£400,000 spent on incinerator consultants. Council chiefs in York spent more than £400,000 on consultants over a controversial waste incinerator last year.
Taxpayer-funded union posts. Two council planning officers were recently moved on to full-time trade union duties.
Council tax arrears same as budget cuts. The amount of uncollected council tax in Stoke-on-Trent is equal to the amount the authority is reducing in its budget next year. Council tax arrears stand at £20.1 million while the council is expecting to make £20 million of savings next year. In 2010, the Labour-run council was the worst in the West Midlands region for collecting council tax.
Every resident shelling out £100 for top-paid council staff. New research shows that Stoke spent £99.41 per head of local population on employees earning £50,000 or more, the highest in the Midlands
Extravagant chief executive’s office. The chief executive’s department spent over £1.3 million in fields ranging from catering to phone bills.
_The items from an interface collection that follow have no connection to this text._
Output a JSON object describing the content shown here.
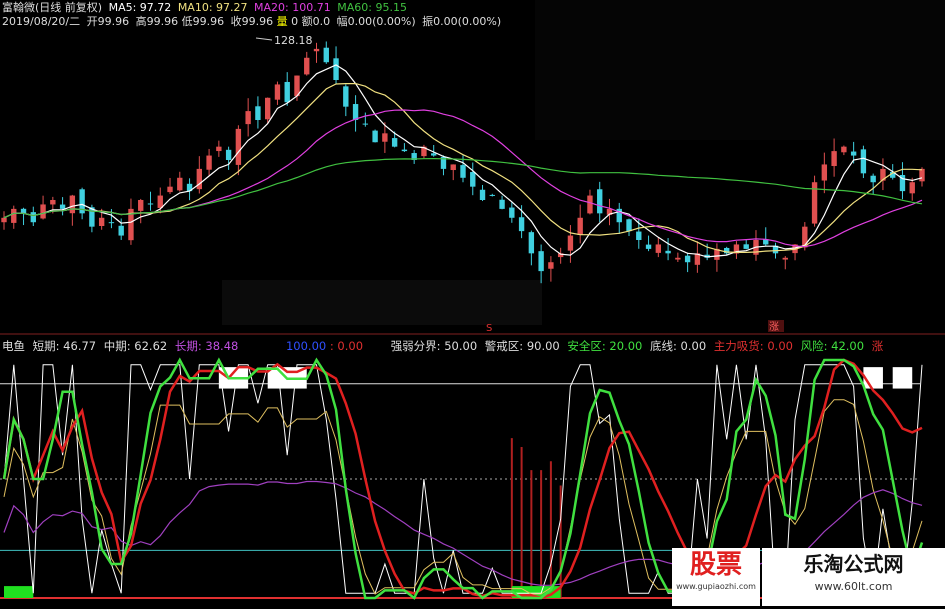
{
  "header": {
    "name": "富翰微(日线 前复权)",
    "ma5": "MA5: 97.72",
    "ma10": "MA10: 97.27",
    "ma20": "MA20: 100.71",
    "ma60": "MA60: 95.15",
    "date": "2019/08/20/二",
    "open": "开99.96",
    "high": "高99.96",
    "low": "低99.96",
    "close": "收99.96",
    "vol_label": "量",
    "vol": "0",
    "amount": "额0.0",
    "change": "幅0.00(0.00%)",
    "amplitude": "振0.00(0.00%)",
    "max_price": "128.18"
  },
  "indicator_bar": {
    "name": "电鱼",
    "short": "短期: 46.77",
    "mid": "中期: 62.62",
    "long": "长期: 38.48",
    "hundred": "100.00",
    "zero": ": 0.00",
    "divide": "强弱分界: 50.00",
    "warn": "警戒区: 90.00",
    "safe": "安全区: 20.00",
    "bottom": "底线: 0.00",
    "main": "主力吸货: 0.00",
    "risk": "风险: 42.00",
    "zhang": "涨"
  },
  "markers": {
    "s_label": "S",
    "zhang": "涨"
  },
  "watermark": {
    "left": "股票",
    "left_url": "www.gupiaozhi.com",
    "right": "乐淘公式网",
    "right_url": "www.60lt.com"
  },
  "colors": {
    "bg": "#000000",
    "up": "#e05050",
    "down": "#40d0e0",
    "ma5": "#ffffff",
    "ma10": "#f0e080",
    "ma20": "#e040e0",
    "ma60": "#40c040",
    "short": "#ffffff",
    "mid": "#40e040",
    "long": "#e02020",
    "long2": "#a040c0",
    "yellow": "#e0c060"
  },
  "chart_data": [
    {
      "type": "candlestick",
      "title": "富翰微(日线 前复权)",
      "series_labels": [
        "MA5",
        "MA10",
        "MA20",
        "MA60"
      ],
      "last": {
        "open": 99.96,
        "high": 99.96,
        "low": 99.96,
        "close": 99.96
      },
      "max_marker": 128.18,
      "price_path": [
        88,
        90,
        89,
        87,
        91,
        92,
        90,
        93,
        89,
        86,
        88,
        87,
        84,
        90,
        92,
        91,
        93,
        95,
        97,
        94,
        99,
        102,
        104,
        101,
        108,
        112,
        110,
        115,
        118,
        114,
        120,
        124,
        126,
        123,
        119,
        113,
        110,
        109,
        105,
        107,
        104,
        103,
        101,
        104,
        102,
        99,
        100,
        97,
        95,
        92,
        93,
        90,
        88,
        85,
        80,
        76,
        78,
        80,
        84,
        88,
        93,
        89,
        90,
        87,
        85,
        83,
        81,
        82,
        80,
        79,
        78,
        80,
        79,
        81,
        80,
        82,
        81,
        83,
        82,
        80,
        79,
        82,
        86,
        96,
        100,
        103,
        104,
        102,
        98,
        96,
        99,
        97,
        94,
        96,
        99
      ]
    },
    {
      "type": "line",
      "title": "电鱼",
      "series": [
        {
          "name": "短期",
          "last": 46.77
        },
        {
          "name": "中期",
          "last": 62.62
        },
        {
          "name": "长期",
          "last": 38.48
        }
      ],
      "levels": {
        "强弱分界": 50.0,
        "警戒区": 90.0,
        "安全区": 20.0,
        "底线": 0.0,
        "风险": 42.0
      },
      "ylim": [
        0,
        100
      ]
    }
  ]
}
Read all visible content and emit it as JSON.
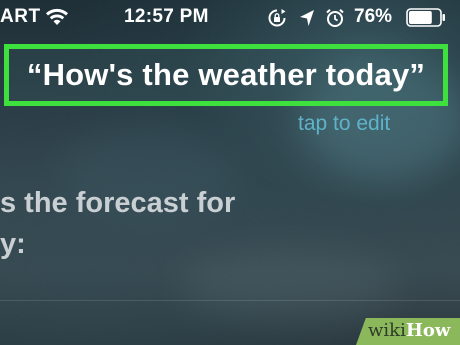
{
  "status_bar": {
    "carrier": "ART",
    "time": "12:57 PM",
    "battery_percent": "76%",
    "battery_level": 0.76,
    "icons": [
      "wifi-icon",
      "rotation-lock-icon",
      "location-icon",
      "alarm-icon",
      "battery-icon"
    ]
  },
  "siri": {
    "query": "“How's the weather today”",
    "tap_to_edit": "tap to edit",
    "response_line_1": "s the forecast for",
    "response_line_2": "y:"
  },
  "watermark": {
    "part1": "wiki",
    "part2": "How"
  },
  "colors": {
    "highlight": "#3ee03e",
    "tap_to_edit": "#5fb3c9",
    "watermark_bg": "#8ab85a"
  }
}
Council head paid more than the PM. Ian Parker, the chief executive of Middlesbrough’s town council and the man responsible for managing its £136 million budget, made £155,644 in 2009-10 – more than Prime Minister, and exceeding the average pay of £147,000 for council heads nationwide, even though this council is one of Britain’s poorest.
Capital expenditure more than tax and grants. During each of the last five years their capital expenditure targets were collectively some £31 million above their known tax and grants income.
Redcar & Cleveland:
Enormous payout for brief service. The Council paid a £92,955 settlement to the former assistant chief executive Richard Fryer, who worked at the council for just two years.